New film pulls back curtain on undercover police tactics
Peace activists and those who work for social justice have long complained about being monitored by the police. Indeed, the Department of National Defence once tried to cover-up the fact it was keeping tabs on my peace work.
But what about those times when police go much further than monitoring, to actually going undercover to infiltrate the group – and trying to coax activists into acting illegally and with violence.
That may sound far-fetched for Canada, but that’s exactly what happened back in 2007 when peaceful protesters realized undercover police had joined their protest and were trying to turn the protest violent, throwing rocks at police. Fortunately, my friend Dave Coles spotted the provocateurs from their shoes – the same the lines of police were wearing! Yep, it’s a true story.
The underhanded tricks used by police agents who infiltrate organizations is the topic of a forthcoming documentary by filmmaker Amy Miller. Amy has just dropped the trailer for her new film titled, “Manufacturing The Threat.”
“Shining a light into the murky world of police infiltration, incitement, and agent provocateurs, Manufacturing The Threat shows how Canada’s policing and national security agencies, granted additional powers after 9/11, routinely break laws with little to no accountability or oversight,” says the description.
“For the first time ever, a feature-length documentary is examining the issue of agent provocateurs and entrapment in Canada’s national security apparatus. Manufacturing the Threat is a thrilling and emotional film, which examines a deeply disturbing episode in Canadian history when an impoverished couple was coerced by undercover law enforcement agents into carrying out a terrorist bombing.
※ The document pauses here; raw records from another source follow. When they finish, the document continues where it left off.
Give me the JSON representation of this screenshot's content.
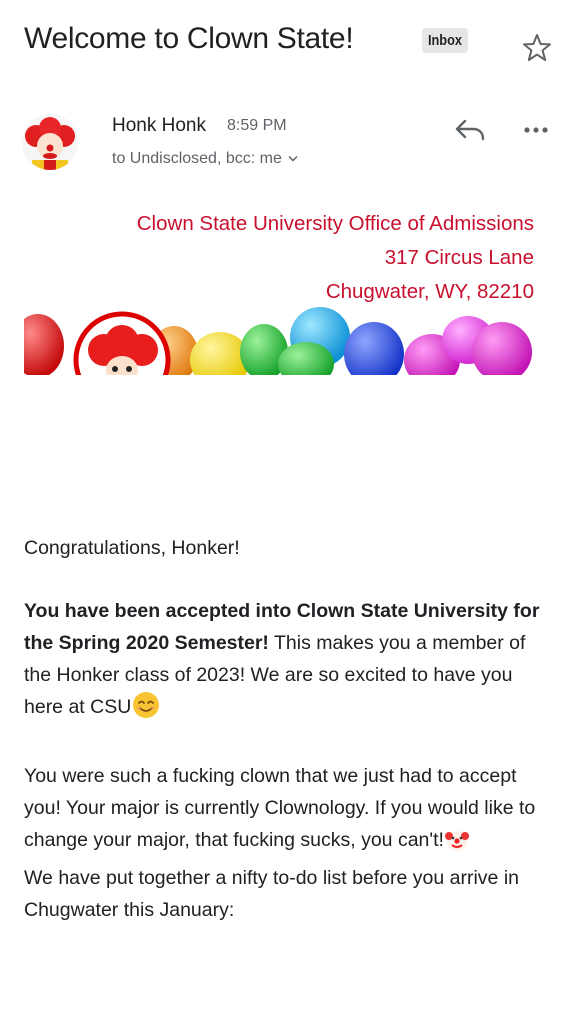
{
  "header": {
    "subject": "Welcome to Clown State!",
    "folder_badge": "Inbox",
    "star_icon": "star-icon"
  },
  "message": {
    "sender_name": "Honk Honk",
    "time": "8:59 PM",
    "recipients": "to Undisclosed, bcc: me",
    "reply_icon": "reply-icon",
    "more_icon": "more-options-icon"
  },
  "letterhead": {
    "line1": "Clown State University Office of Admissions",
    "line2": "317 Circus Lane",
    "line3": "Chugwater, WY, 82210",
    "color": "#c8102e"
  },
  "body": {
    "greeting": "Congratulations, Honker!",
    "acceptance_bold": "You have been accepted into Clown State University for the Spring 2020 Semester!",
    "acceptance_rest": " This makes you a member of the Honker class of 2023! We are so excited to have you here at CSU",
    "major_text": "You were such a fucking clown that we just had to accept you! Your major is currently Clownology. If you would like to change your major, that fucking sucks, you can't!",
    "todo_text": "We have put together a nifty to-do list before you arrive in Chugwater this January:",
    "smile_emoji": "smiling-face-emoji",
    "clown_emoji": "clown-face-emoji"
  }
}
Further, viewers learn that this case is far from unique in the context of Canadian intelligence.”